The classification of flowers has undergone considerable revision as ideas about their relationships change. That classification given by Arthur Cronquist[?] in the 1981 work An Integrated System of Classification of Flowering Plants is still used in many places, but since then many of the groups have been questioned. By now a general concensus has started to emerge about what the breakdown of the Magnoliophyta should look like, although there is still some variation. A typical version, called the Angiosperm Phylogeny Group system, can be found at the Missouri Botanical Garden (http://www.mobot.org/MOBOT/Research/APweb/welcome).
The main split among the flowers is between the dicotyledons and monocotyledons, called dicots and monocots for short.
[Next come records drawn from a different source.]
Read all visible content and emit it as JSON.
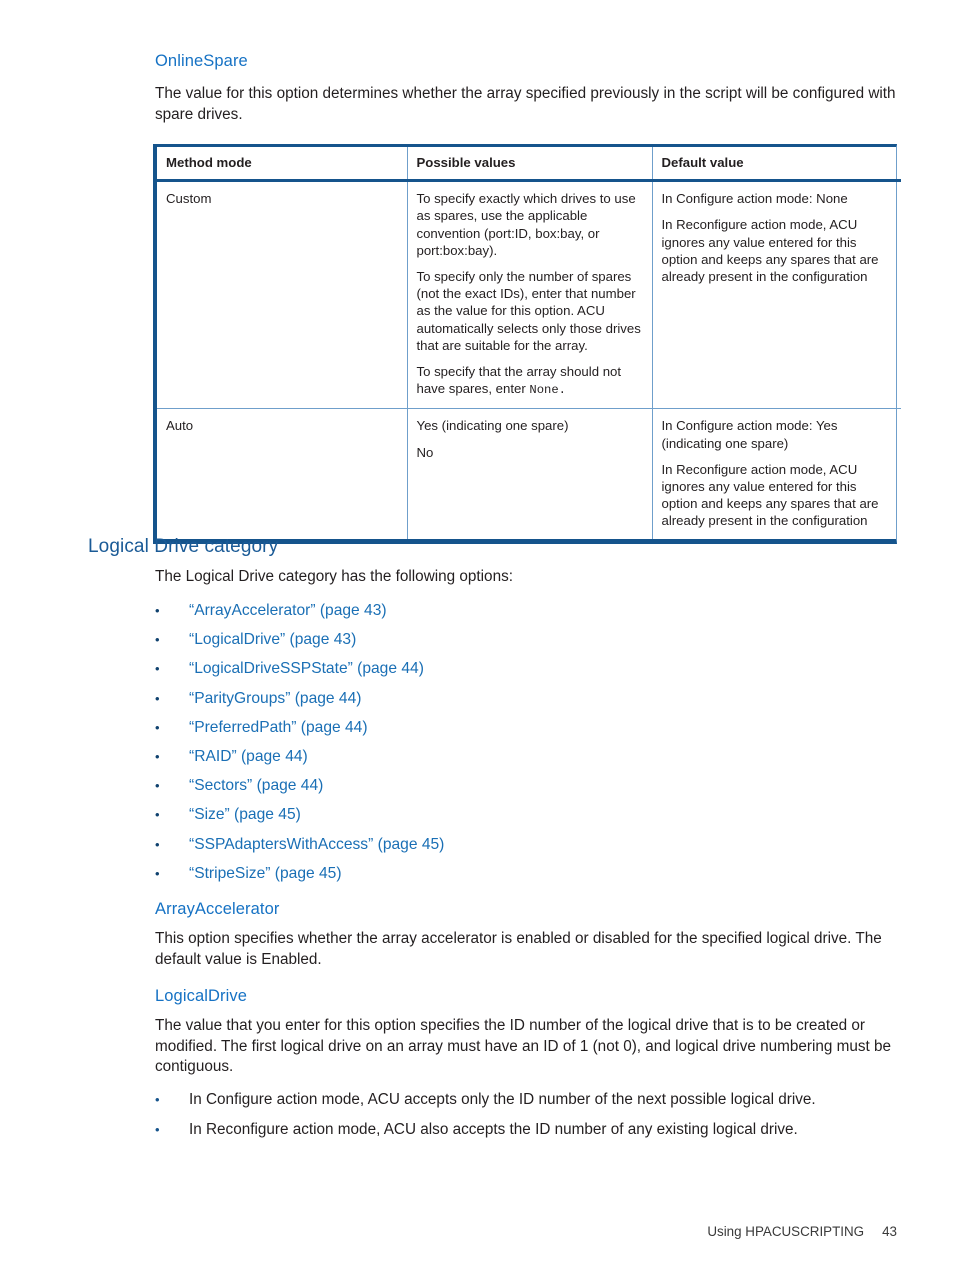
{
  "sections": {
    "online_spare": {
      "heading": "OnlineSpare",
      "intro": "The value for this option determines whether the array specified previously in the script will be configured with spare drives."
    },
    "logical_drive_category": {
      "heading": "Logical Drive category",
      "intro": "The Logical Drive category has the following options:",
      "options": [
        {
          "bullet": "•",
          "label": "“ArrayAccelerator” (page 43)"
        },
        {
          "bullet": "•",
          "label": "“LogicalDrive” (page 43)"
        },
        {
          "bullet": "•",
          "label": "“LogicalDriveSSPState” (page 44)"
        },
        {
          "bullet": "•",
          "label": "“ParityGroups” (page 44)"
        },
        {
          "bullet": "•",
          "label": "“PreferredPath” (page 44)"
        },
        {
          "bullet": "•",
          "label": "“RAID” (page 44)"
        },
        {
          "bullet": "•",
          "label": "“Sectors” (page 44)"
        },
        {
          "bullet": "•",
          "label": "“Size” (page 45)"
        },
        {
          "bullet": "•",
          "label": "“SSPAdaptersWithAccess” (page 45)"
        },
        {
          "bullet": "•",
          "label": "“StripeSize” (page 45)"
        }
      ]
    },
    "array_accelerator": {
      "heading": "ArrayAccelerator",
      "body": "This option specifies whether the array accelerator is enabled or disabled for the specified logical drive. The default value is Enabled."
    },
    "logical_drive": {
      "heading": "LogicalDrive",
      "body": "The value that you enter for this option specifies the ID number of the logical drive that is to be created or modified. The first logical drive on an array must have an ID of 1 (not 0), and logical drive numbering must be contiguous.",
      "bullets": [
        {
          "bullet": "•",
          "text": "In Configure action mode, ACU accepts only the ID number of the next possible logical drive."
        },
        {
          "bullet": "•",
          "text": "In Reconfigure action mode, ACU also accepts the ID number of any existing logical drive."
        }
      ]
    }
  },
  "table": {
    "headers": [
      "Method mode",
      "Possible values",
      "Default value"
    ],
    "rows": [
      {
        "method_mode": "Custom",
        "possible_values": [
          "To specify exactly which drives to use as spares, use the applicable convention (port:ID, box:bay, or port:box:bay).",
          "To specify only the number of spares (not the exact IDs), enter that number as the value for this option. ACU automatically selects only those drives that are suitable for the array.",
          "To specify that the array should not have spares, enter ",
          "None."
        ],
        "default_value": [
          "In Configure action mode: None",
          "In Reconfigure action mode, ACU ignores any value entered for this option and keeps any spares that are already present in the configuration"
        ]
      },
      {
        "method_mode": "Auto",
        "possible_values": [
          "Yes (indicating one spare)",
          "No"
        ],
        "default_value": [
          "In Configure action mode: Yes (indicating one spare)",
          "In Reconfigure action mode, ACU ignores any value entered for this option and keeps any spares that are already present in the configuration"
        ]
      }
    ]
  },
  "footer": {
    "text": "Using HPACUSCRIPTING",
    "page_number": "43"
  },
  "colors": {
    "heading_light_blue": "#1672c4",
    "heading_dark_blue": "#1a5a96",
    "link_blue": "#1a6fb5",
    "table_rule_dark": "#15548c",
    "table_rule_light": "#6f9fcb",
    "body_text": "#231f20"
  }
}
The name comes from the number of leaves within the seed, called cotyledons, but there are other notable differences (see how to distinguish a monocot from a dicot).
Most dicots belong to a group called the eudicots, but the dicot condition is primitive, and there are a few groups which are phylogenetically as close or closer to the monocots than to the eudicots. These comprise the following:
One division of the eudicots is as follows:
And the monocots are divided as follows:
Traditionally the dicots and monocots are treated as classes, formerly called the Dicotyledonae and Monocotyledonae, but now called the Magnoliopsida and Liliopsida according to the convention that classes and lower ranks must be named after type genera. In the Cronquist system, the basal dicots form a subclass, called the Magnoliidae[?]. In other systems, these are divided into one or more classes, while the eudicots are treated as a class Rosopsida or further divided.
The most common families of plants, in order of abundance, are:
Plants may be organized according to their growth pattern: